THE GRDC has joined forces with the Federal Government and international donors in an urgent bid to conserve the world's plant genetic resources.
Speaking on behalf of the GRDC Board, Managing Director John Lovett said the GRDC has made an initial 'in principle' commitment of$1.6 million to the Global Conservation Trust (GCT), a $US260 million global effort to protect collections of crop plant germplasm. The Australian Government, through AusAID, is contributing a further $16.5 million.
Australian cereal- and pulse-breeding programs and growers' varietal choice have benefited greatly from international, non-profit plant-breeding organisations. The International Maize and Wheat Improvement Centre (CIMMYT) in Mexico - the source of our semi -dwarf wheat breeding stock - alone has delivered an estimated $147 million annual net benefit to growers.

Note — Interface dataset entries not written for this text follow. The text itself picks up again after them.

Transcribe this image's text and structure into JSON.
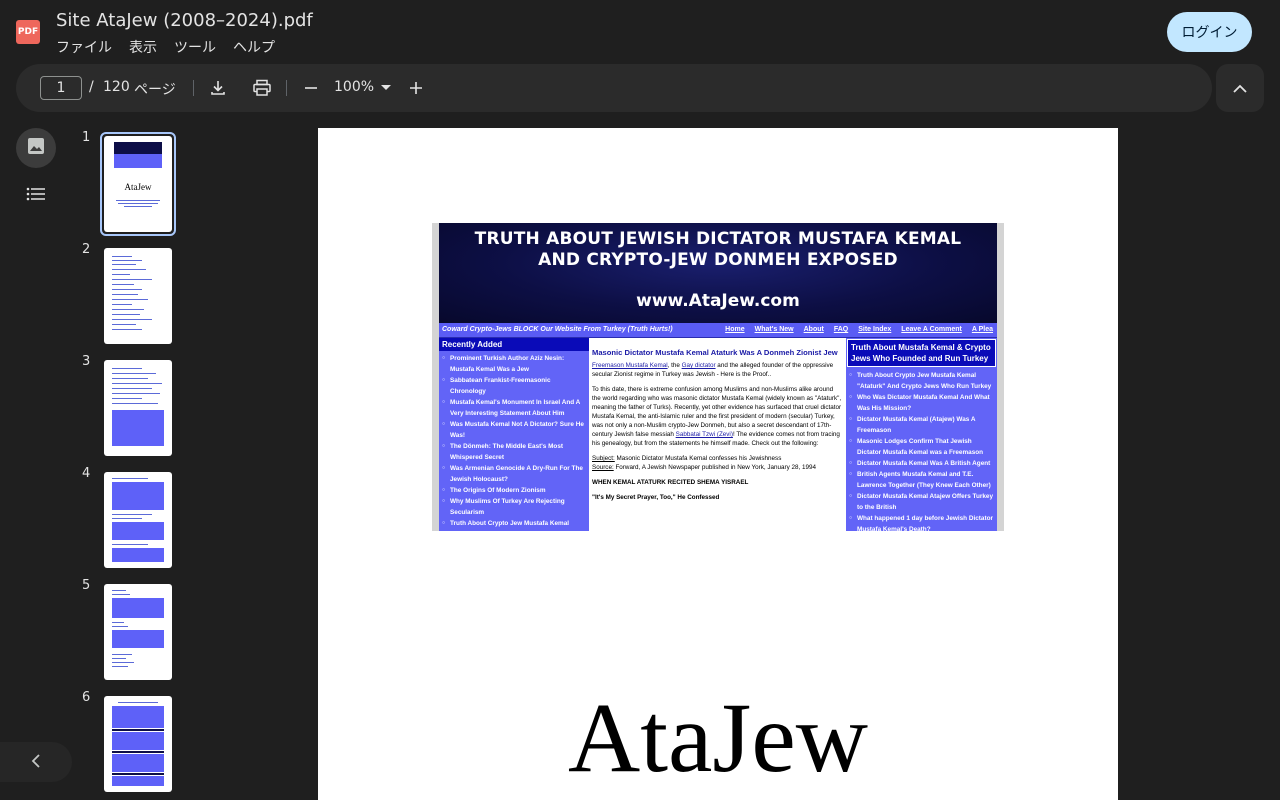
{
  "app": {
    "logo_text": "PDF",
    "doc_title": "Site AtaJew (2008–2024).pdf",
    "menu": [
      "ファイル",
      "表示",
      "ツール",
      "ヘルプ"
    ],
    "login_label": "ログイン"
  },
  "toolbar": {
    "current_page": "1",
    "separator": "/",
    "total_pages": "120",
    "pages_label": "ページ",
    "zoom": "100%",
    "icons": [
      "download-icon",
      "print-icon",
      "zoom-out-icon",
      "zoom-in-icon",
      "chevron-up-icon"
    ]
  },
  "rail": {
    "icons": [
      "image-icon",
      "list-icon",
      "chevron-left-icon"
    ]
  },
  "thumbnails": {
    "numbers": [
      "1",
      "2",
      "3",
      "4",
      "5",
      "6"
    ],
    "selected": "1",
    "thumb1_title": "AtaJew"
  },
  "page": {
    "banner_line1": "TRUTH ABOUT JEWISH DICTATOR MUSTAFA KEMAL",
    "banner_line2": "AND CRYPTO-JEW DONMEH EXPOSED",
    "banner_url": "www.AtaJew.com",
    "slogan": "Coward Crypto-Jews BLOCK Our Website From Turkey (Truth Hurts!)",
    "nav_links": [
      "Home",
      "What's New",
      "About",
      "FAQ",
      "Site Index",
      "Leave A Comment",
      "A Plea"
    ],
    "left_head": "Recently Added",
    "left_items": [
      "Prominent Turkish Author Aziz Nesin: Mustafa Kemal Was a Jew",
      "Sabbatean Frankist-Freemasonic Chronology",
      "Mustafa Kemal's Monument In Israel And A Very Interesting Statement About Him",
      "Was Mustafa Kemal Not A Dictator? Sure He Was!",
      "The Dönmeh: The Middle East's Most Whispered Secret",
      "Was Armenian Genocide A Dry-Run For The Jewish Holocaust?",
      "The Origins Of Modern Zionism",
      "Why Muslims Of Turkey Are Rejecting Secularism",
      "Truth About Crypto Jew Mustafa Kemal"
    ],
    "mid_title": "Masonic Dictator Mustafa Kemal Ataturk Was A Donmeh Zionist Jew",
    "mid_link1": "Freemason Mustafa Kemal",
    "mid_text1": ", the ",
    "mid_link2": "Gay dictator",
    "mid_text2": " and the alleged founder of the oppressive secular Zionist regime in Turkey was Jewish - Here is the Proof..",
    "mid_para2a": "To this date, there is extreme confusion among Muslims and non-Muslims alike around the world regarding who was masonic dictator Mustafa Kemal (widely known as \"Ataturk\", meaning the father of Turks). Recently, yet other evidence has surfaced that cruel dictator Mustafa Kemal, the anti-Islamic ruler and the first president of modern (secular) Turkey, was not only a non-Muslim crypto-Jew Donmeh, but also a secret descendant of 17th-century Jewish false messiah ",
    "mid_link3": "Sabbatai Tzwi (Zevi)",
    "mid_para2b": "! The evidence comes not from tracing his genealogy, but from the statements he himself made. Check out the following:",
    "subject_label": "Subject:",
    "subject_text": " Masonic Dictator Mustafa Kemal confesses his Jewishness",
    "source_label": "Source:",
    "source_text": " Forward, A Jewish Newspaper published in New York, January 28, 1994",
    "shema_line": "WHEN KEMAL ATATURK RECITED SHEMA YISRAEL",
    "quote_line": "\"It's My Secret Prayer, Too,\" He Confessed",
    "right_head": "Truth About Mustafa Kemal & Crypto Jews Who Founded and Run Turkey",
    "right_items": [
      "Truth About Crypto Jew Mustafa Kemal \"Ataturk\" And Crypto Jews Who Run Turkey",
      "Who Was Dictator Mustafa Kemal And What Was His Mission?",
      "Dictator Mustafa Kemal (Atajew) Was A Freemason",
      "Masonic Lodges Confirm That Jewish Dictator Mustafa Kemal was a Freemason",
      "Dictator Mustafa Kemal Was A British Agent",
      "British Agents Mustafa Kemal and T.E. Lawrence Together (They Knew Each Other)",
      "Dictator Mustafa Kemal Atajew Offers Turkey to the British",
      "What happened 1 day before Jewish Dictator Mustafa Kemal's Death?"
    ],
    "big_title": "AtaJew"
  }
}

Other international collaborators include the Vavilov Institute in St Petersburg, Russia, which has been a recent source of valuable cereal and pulse germplasm for Australian breeders.
At the heart of these centres are invaluable repositories of biodiversity in agricultural breeding material - both 'wild relatives' and traditional crop lines.
The Global Conservation Trust is a partnership between the United Nations Food and Agriculture Organisation (FAO) and the 16 Future Harvest Centres (e.g. CIMMYT or ICARDA) which are part of the Consultative Group on International Agricultural Research (CGIAR). The Trust was set up following a series of reports indicating that the world's 1,470 gene banks are either seriously under-funded or jeopardised in politically unstable parts of the world.
Professor Lovett said the GRDC is developing a strategic approach to supporting the raw materials of crop improvement.
In our next issue, Ground Cover Will present a special feature on the challenges facing the Global Conservation Trust and the GRDC's contribution.
Contact: Prof John Lovett 02 6272 5525